**Brief:** Copies of all lines containing the string "battery" are needed from the data below.
= = = = =
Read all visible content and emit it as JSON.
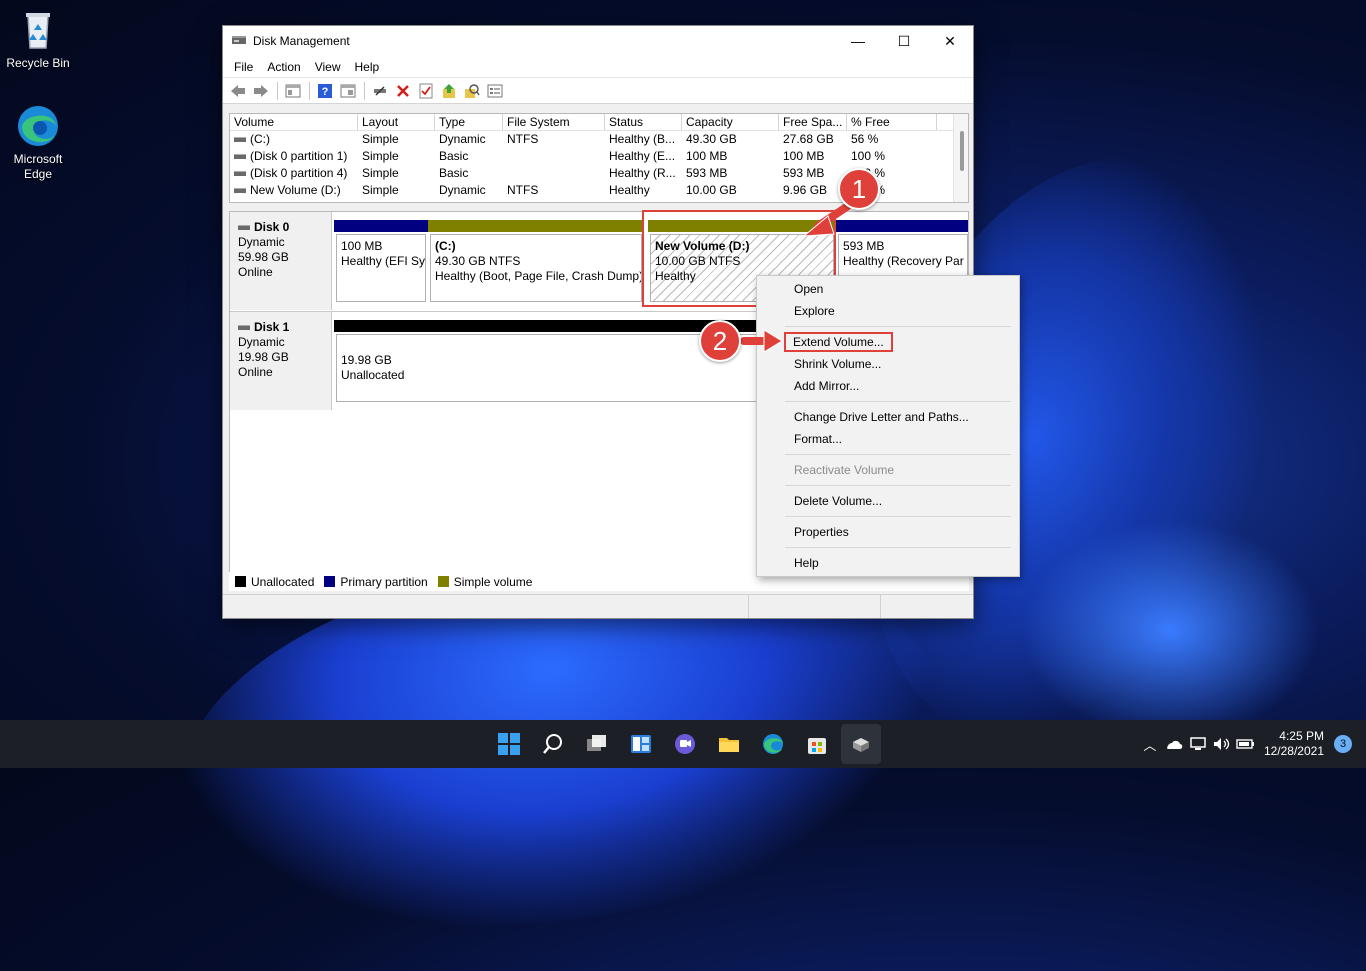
{
  "desktop": {
    "icons": [
      {
        "label": "Recycle Bin"
      },
      {
        "label": "Microsoft Edge"
      }
    ]
  },
  "window": {
    "title": "Disk Management",
    "controls": {
      "minimize": "—",
      "maximize": "☐",
      "close": "✕"
    },
    "menu": [
      "File",
      "Action",
      "View",
      "Help"
    ],
    "toolbar_icons": [
      "back-icon",
      "forward-icon",
      "properties-icon",
      "help-icon",
      "console-icon",
      "connect-icon",
      "delete-icon",
      "check-icon",
      "up-icon",
      "search-icon",
      "settings-icon"
    ]
  },
  "volume_list": {
    "columns": [
      "Volume",
      "Layout",
      "Type",
      "File System",
      "Status",
      "Capacity",
      "Free Spa...",
      "% Free"
    ],
    "rows": [
      [
        "(C:)",
        "Simple",
        "Dynamic",
        "NTFS",
        "Healthy (B...",
        "49.30 GB",
        "27.68 GB",
        "56 %"
      ],
      [
        "(Disk 0 partition 1)",
        "Simple",
        "Basic",
        "",
        "Healthy (E...",
        "100 MB",
        "100 MB",
        "100 %"
      ],
      [
        "(Disk 0 partition 4)",
        "Simple",
        "Basic",
        "",
        "Healthy (R...",
        "593 MB",
        "593 MB",
        "100 %"
      ],
      [
        "New Volume (D:)",
        "Simple",
        "Dynamic",
        "NTFS",
        "Healthy",
        "10.00 GB",
        "9.96 GB",
        "100 %"
      ]
    ]
  },
  "disks": [
    {
      "name": "Disk 0",
      "type": "Dynamic",
      "size": "59.98 GB",
      "state": "Online",
      "partitions": [
        {
          "title": "",
          "line1": "100 MB",
          "line2": "Healthy (EFI Sy"
        },
        {
          "title": "(C:)",
          "line1": "49.30 GB NTFS",
          "line2": "Healthy (Boot, Page File, Crash Dump)"
        },
        {
          "title": "New Volume  (D:)",
          "line1": "10.00 GB NTFS",
          "line2": "Healthy"
        },
        {
          "title": "",
          "line1": "593 MB",
          "line2": "Healthy (Recovery Par"
        }
      ]
    },
    {
      "name": "Disk 1",
      "type": "Dynamic",
      "size": "19.98 GB",
      "state": "Online",
      "partitions": [
        {
          "title": "",
          "line1": "19.98 GB",
          "line2": "Unallocated"
        }
      ]
    }
  ],
  "legend": [
    {
      "label": "Unallocated",
      "color": "#000000"
    },
    {
      "label": "Primary partition",
      "color": "#000080"
    },
    {
      "label": "Simple volume",
      "color": "#808000"
    }
  ],
  "context_menu": {
    "items": [
      "Open",
      "Explore",
      "Extend Volume...",
      "Shrink Volume...",
      "Add Mirror...",
      "Change Drive Letter and Paths...",
      "Format...",
      "Reactivate Volume",
      "Delete Volume...",
      "Properties",
      "Help"
    ]
  },
  "annotations": {
    "step1": "1",
    "step2": "2",
    "accent": "#e0403a"
  },
  "taskbar": {
    "apps": [
      "start-icon",
      "search-icon",
      "task-view-icon",
      "widgets-icon",
      "chat-icon",
      "file-explorer-icon",
      "edge-icon",
      "store-icon",
      "disk-management-icon"
    ],
    "tray_icons": [
      "chevron-up-icon",
      "onedrive-icon",
      "network-icon",
      "volume-icon",
      "battery-icon"
    ],
    "time": "4:25 PM",
    "date": "12/28/2021",
    "notifications": "3"
  }
}
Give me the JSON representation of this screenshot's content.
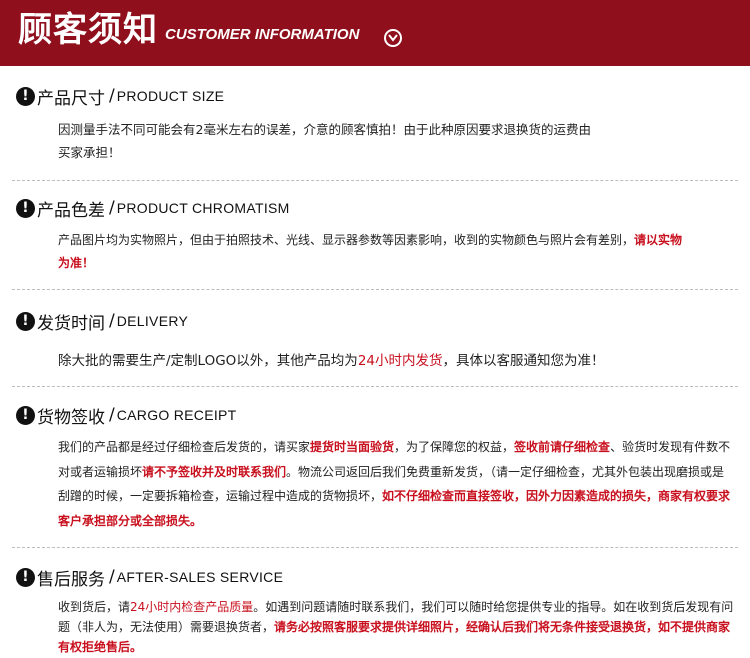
{
  "header": {
    "title": "顾客须知",
    "subtitle": "CUSTOMER INFORMATION"
  },
  "sections": [
    {
      "title_cn": "产品尺寸",
      "title_en": "PRODUCT SIZE",
      "body": [
        {
          "text": "因测量手法不同可能会有2毫米左右的误差，介意的顾客慎拍！由于此种原因要求退换货的运费由",
          "style": "normal"
        },
        {
          "text": "买家承担！",
          "style": "normal"
        }
      ]
    },
    {
      "title_cn": "产品色差",
      "title_en": "PRODUCT CHROMATISM",
      "body": [
        {
          "text": "产品图片均为实物照片，但由于拍照技术、光线、显示器参数等因素影响，收到的实物颜色与照片会有差别，",
          "style": "normal"
        },
        {
          "text": "请以实物",
          "style": "red"
        },
        {
          "text": "为准！",
          "style": "red"
        }
      ]
    },
    {
      "title_cn": "发货时间",
      "title_en": "DELIVERY",
      "body": [
        {
          "text": "除大批的需要生产/定制LOGO以外，其他产品均为",
          "style": "normal"
        },
        {
          "text": "24小时内发货",
          "style": "red"
        },
        {
          "text": "，具体以客服通知您为准！",
          "style": "normal"
        }
      ]
    },
    {
      "title_cn": "货物签收",
      "title_en": "CARGO RECEIPT",
      "body": [
        {
          "text": "我们的产品都是经过仔细检查后发货的，请买家",
          "style": "normal"
        },
        {
          "text": "提货时当面验货",
          "style": "redb"
        },
        {
          "text": "，为了保障您的权益，",
          "style": "normal"
        },
        {
          "text": "签收前请仔细检查",
          "style": "redb"
        },
        {
          "text": "、验货时发现有件数不对或者运输损坏",
          "style": "normal"
        },
        {
          "text": "请不予签收并及时联系我们",
          "style": "redb"
        },
        {
          "text": "。物流公司返回后我们免费重新发货，（请一定仔细检查，尤其外包装出现磨损或是刮蹭的时候，一定要拆箱检查，运输过程中造成的货物损坏，",
          "style": "normal"
        },
        {
          "text": "如不仔细检查而直接签收，因外力因素造成的损失，商家有权要求客户承担部分或全部损失。",
          "style": "redb"
        }
      ]
    },
    {
      "title_cn": "售后服务",
      "title_en": "AFTER-SALES SERVICE",
      "body": [
        {
          "text": "收到货后，请",
          "style": "normal"
        },
        {
          "text": "24小时内检查产品质量",
          "style": "red"
        },
        {
          "text": "。如遇到问题请随时联系我们，我们可以随时给您提供专业的指导。如在收到货后发现有问题（非人为，无法使用）需要退换货者，",
          "style": "normal"
        },
        {
          "text": "请务必按照客服要求提供详细照片，经确认后我们将无条件接受退换货，如不提供商家有权拒绝售后。",
          "style": "redb"
        }
      ]
    }
  ]
}
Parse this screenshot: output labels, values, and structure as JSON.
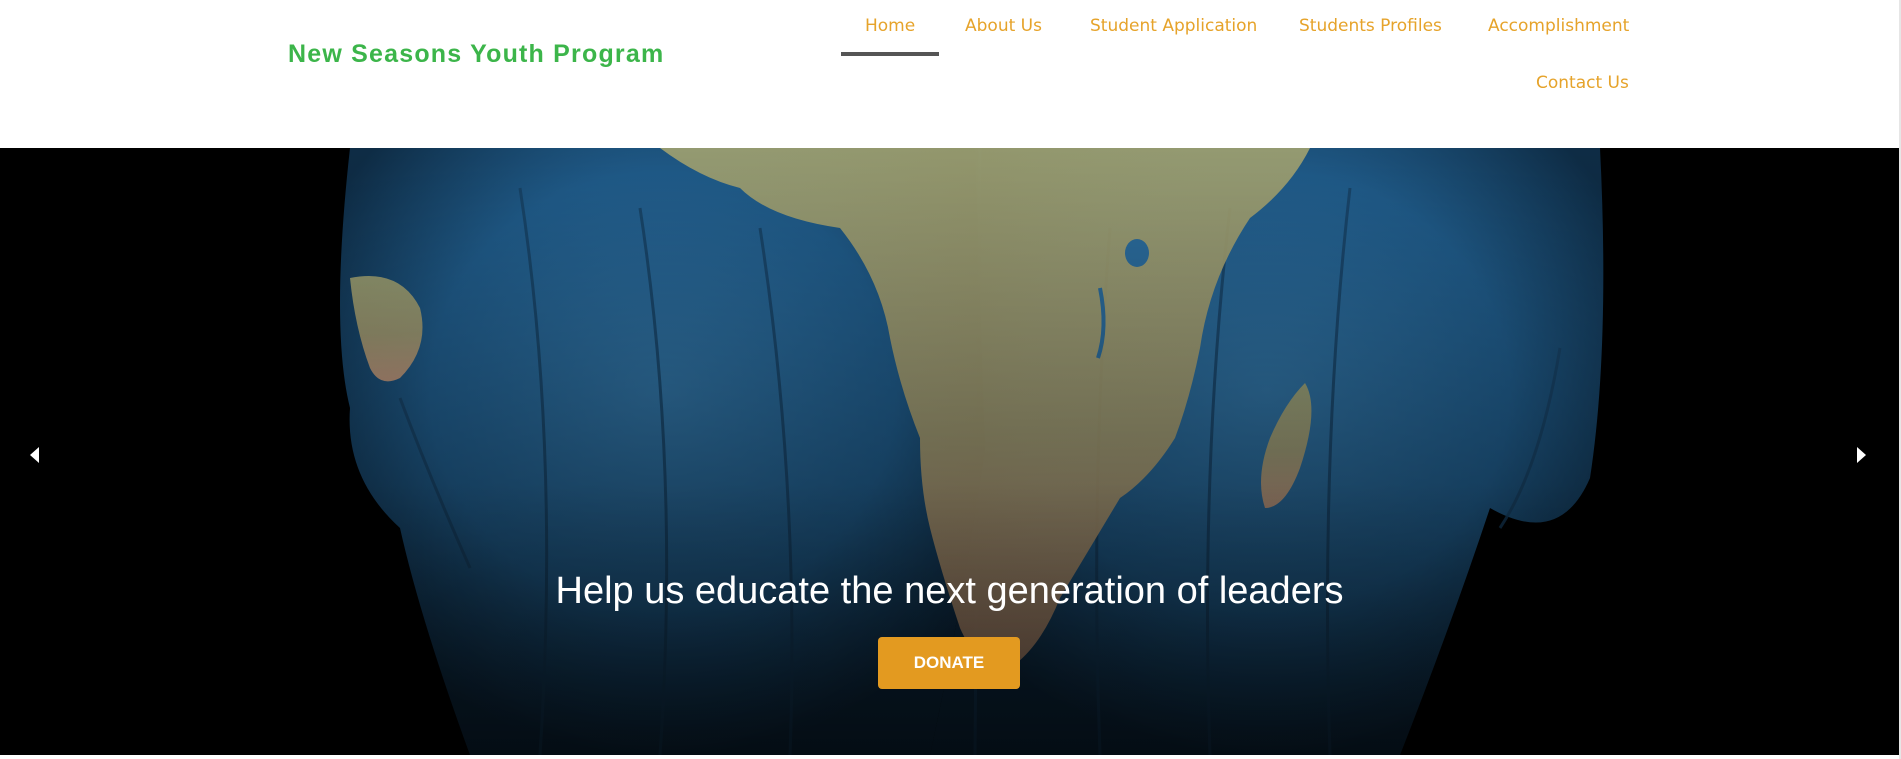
{
  "brand": {
    "name": "New Seasons Youth Program",
    "color": "#3cb54a"
  },
  "nav": {
    "accent_color": "#e6a32a",
    "items": [
      {
        "label": "Home",
        "active": true
      },
      {
        "label": "About Us"
      },
      {
        "label": "Student Application"
      },
      {
        "label": "Students Profiles"
      },
      {
        "label": "Accomplishment"
      },
      {
        "label": "Contact Us"
      }
    ]
  },
  "hero": {
    "headline": "Help us educate the next generation of leaders",
    "cta_label": "DONATE",
    "cta_color": "#e39a20",
    "prev_icon": "triangle-left-icon",
    "next_icon": "triangle-right-icon",
    "image": "hands-painted-with-world-map-africa"
  }
}
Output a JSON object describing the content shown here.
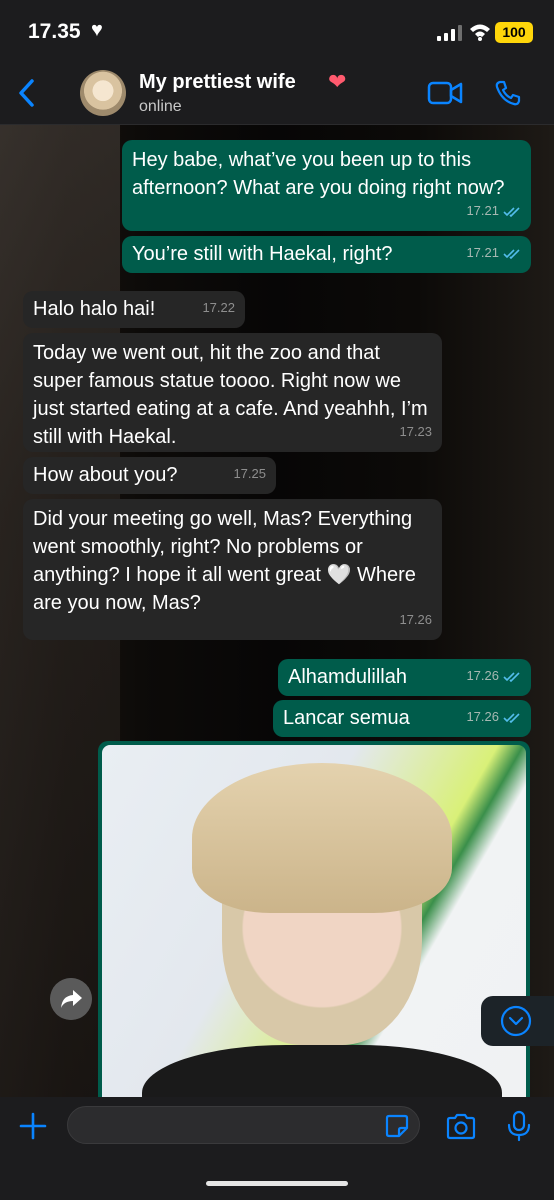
{
  "status_bar": {
    "time": "17.35",
    "time_icon": "heart-icon",
    "battery": "100"
  },
  "header": {
    "title": "My prettiest wife",
    "title_icon": "mending-heart-icon",
    "status": "online"
  },
  "messages": [
    {
      "direction": "out",
      "text": "Hey babe, what’ve you been up to this afternoon? What are you doing right now?",
      "time": "17.21",
      "read": true
    },
    {
      "direction": "out",
      "text": "You’re still with Haekal, right?",
      "time": "17.21",
      "read": true
    },
    {
      "direction": "in",
      "text": "Halo halo hai!",
      "time": "17.22"
    },
    {
      "direction": "in",
      "text": "Today we went out, hit the zoo and that super famous statue toooo. Right now we just started eating at a cafe. And yeahhh, I’m still with Haekal.",
      "time": "17.23"
    },
    {
      "direction": "in",
      "text": "How about you?",
      "time": "17.25"
    },
    {
      "direction": "in",
      "text": "Did your meeting go well, Mas? Everything went smoothly, right? No problems or anything? I hope it all went great 🤍 Where are you now, Mas?",
      "time": "17.26"
    },
    {
      "direction": "out",
      "text": "Alhamdulillah",
      "time": "17.26",
      "read": true
    },
    {
      "direction": "out",
      "text": "Lancar semua",
      "time": "17.26",
      "read": true
    }
  ],
  "composer": {
    "placeholder": "",
    "value": ""
  },
  "colors": {
    "outgoing": "#005c4b",
    "incoming": "#262626",
    "accent": "#0a84ff",
    "battery": "#ffd60a"
  }
}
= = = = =
**Result of this exercise:**
      "battery-icon"
    "battery": "100"
    "battery": "#ffd60a"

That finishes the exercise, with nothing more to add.